What you have to do:
Please print all of the records shown below, exactly as given.

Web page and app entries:
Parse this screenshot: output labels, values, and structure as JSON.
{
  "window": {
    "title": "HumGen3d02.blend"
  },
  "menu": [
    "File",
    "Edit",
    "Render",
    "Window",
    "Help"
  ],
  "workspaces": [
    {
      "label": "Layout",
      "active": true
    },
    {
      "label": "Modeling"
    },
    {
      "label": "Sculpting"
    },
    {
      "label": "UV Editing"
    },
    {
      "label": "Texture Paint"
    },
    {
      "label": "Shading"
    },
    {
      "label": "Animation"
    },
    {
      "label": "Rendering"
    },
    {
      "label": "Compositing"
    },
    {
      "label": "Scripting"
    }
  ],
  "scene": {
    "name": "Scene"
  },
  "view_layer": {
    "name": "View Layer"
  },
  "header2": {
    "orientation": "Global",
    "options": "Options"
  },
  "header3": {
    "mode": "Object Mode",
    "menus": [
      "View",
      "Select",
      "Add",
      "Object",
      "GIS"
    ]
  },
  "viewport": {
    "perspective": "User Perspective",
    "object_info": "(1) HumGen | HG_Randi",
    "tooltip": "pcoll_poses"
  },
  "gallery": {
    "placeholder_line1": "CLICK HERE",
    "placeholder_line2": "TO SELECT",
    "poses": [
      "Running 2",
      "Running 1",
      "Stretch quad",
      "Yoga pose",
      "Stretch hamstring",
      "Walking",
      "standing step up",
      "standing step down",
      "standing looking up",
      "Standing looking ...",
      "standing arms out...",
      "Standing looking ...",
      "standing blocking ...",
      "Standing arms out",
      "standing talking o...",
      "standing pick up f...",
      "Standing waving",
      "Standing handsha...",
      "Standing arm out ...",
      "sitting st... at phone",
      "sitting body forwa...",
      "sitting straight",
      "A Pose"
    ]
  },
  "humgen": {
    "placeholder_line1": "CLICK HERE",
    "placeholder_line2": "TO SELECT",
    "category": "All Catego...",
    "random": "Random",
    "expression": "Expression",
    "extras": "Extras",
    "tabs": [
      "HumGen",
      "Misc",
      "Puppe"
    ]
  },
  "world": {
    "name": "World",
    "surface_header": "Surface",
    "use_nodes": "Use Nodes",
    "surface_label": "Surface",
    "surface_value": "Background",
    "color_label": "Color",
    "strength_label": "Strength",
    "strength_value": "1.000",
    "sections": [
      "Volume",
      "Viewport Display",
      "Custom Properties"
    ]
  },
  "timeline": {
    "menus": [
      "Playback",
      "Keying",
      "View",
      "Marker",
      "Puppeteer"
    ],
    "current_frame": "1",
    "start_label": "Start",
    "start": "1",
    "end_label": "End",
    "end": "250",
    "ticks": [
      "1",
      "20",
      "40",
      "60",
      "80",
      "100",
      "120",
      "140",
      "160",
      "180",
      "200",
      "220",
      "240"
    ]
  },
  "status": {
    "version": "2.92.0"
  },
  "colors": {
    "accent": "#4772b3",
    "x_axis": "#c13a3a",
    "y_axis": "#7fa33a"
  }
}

Result for this task:
Parse this screenshot: output labels, values, and structure as JSON.
{
  "window": {
    "title": "HumGen3d02.blend"
  },
  "menu": [
    "File",
    "Edit",
    "Render",
    "Window",
    "Help"
  ],
  "workspaces": [
    {
      "label": "Layout",
      "active": true
    },
    {
      "label": "Modeling"
    },
    {
      "label": "Sculpting"
    },
    {
      "label": "UV Editing"
    },
    {
      "label": "Texture Paint"
    },
    {
      "label": "Shading"
    },
    {
      "label": "Animation"
    },
    {
      "label": "Rendering"
    },
    {
      "label": "Compositing"
    },
    {
      "label": "Scripting"
    }
  ],
  "scene": {
    "name": "Scene"
  },
  "view_layer": {
    "name": "View Layer"
  },
  "header2": {
    "orientation": "Global",
    "options": "Options"
  },
  "header3": {
    "mode": "Object Mode",
    "menus": [
      "View",
      "Select",
      "Add",
      "Object",
      "GIS"
    ]
  },
  "viewport": {
    "perspective": "User Perspective",
    "object_info": "(1) HumGen | HG_Randi",
    "tooltip": "pcoll_poses"
  },
  "gallery": {
    "placeholder_line1": "CLICK HERE",
    "placeholder_line2": "TO SELECT",
    "poses": [
      "Running 2",
      "Running 1",
      "Stretch quad",
      "Yoga pose",
      "Stretch hamstring",
      "Walking",
      "standing step up",
      "standing step down",
      "standing looking up",
      "Standing looking ...",
      "standing arms out...",
      "Standing looking ...",
      "standing blocking ...",
      "Standing arms out",
      "standing talking o...",
      "standing pick up f...",
      "Standing waving",
      "Standing handsha...",
      "Standing arm out ...",
      "sitting st... at phone",
      "sitting body forwa...",
      "sitting straight",
      "A Pose"
    ]
  },
  "humgen": {
    "placeholder_line1": "CLICK HERE",
    "placeholder_line2": "TO SELECT",
    "category": "All Catego...",
    "random": "Random",
    "expression": "Expression",
    "extras": "Extras",
    "tabs": [
      "HumGen",
      "Misc",
      "Puppe"
    ]
  },
  "world": {
    "name": "World",
    "surface_header": "Surface",
    "use_nodes": "Use Nodes",
    "surface_label": "Surface",
    "surface_value": "Background",
    "color_label": "Color",
    "strength_label": "Strength",
    "strength_value": "1.000",
    "sections": [
      "Volume",
      "Viewport Display",
      "Custom Properties"
    ]
  },
  "timeline": {
    "menus": [
      "Playback",
      "Keying",
      "View",
      "Marker",
      "Puppeteer"
    ],
    "current_frame": "1",
    "start_label": "Start",
    "start": "1",
    "end_label": "End",
    "end": "250",
    "ticks": [
      "1",
      "20",
      "40",
      "60",
      "80",
      "100",
      "120",
      "140",
      "160",
      "180",
      "200",
      "220",
      "240"
    ]
  },
  "status": {
    "version": "2.92.0"
  },
  "colors": {
    "accent": "#4772b3",
    "x_axis": "#c13a3a",
    "y_axis": "#7fa33a"
  }
}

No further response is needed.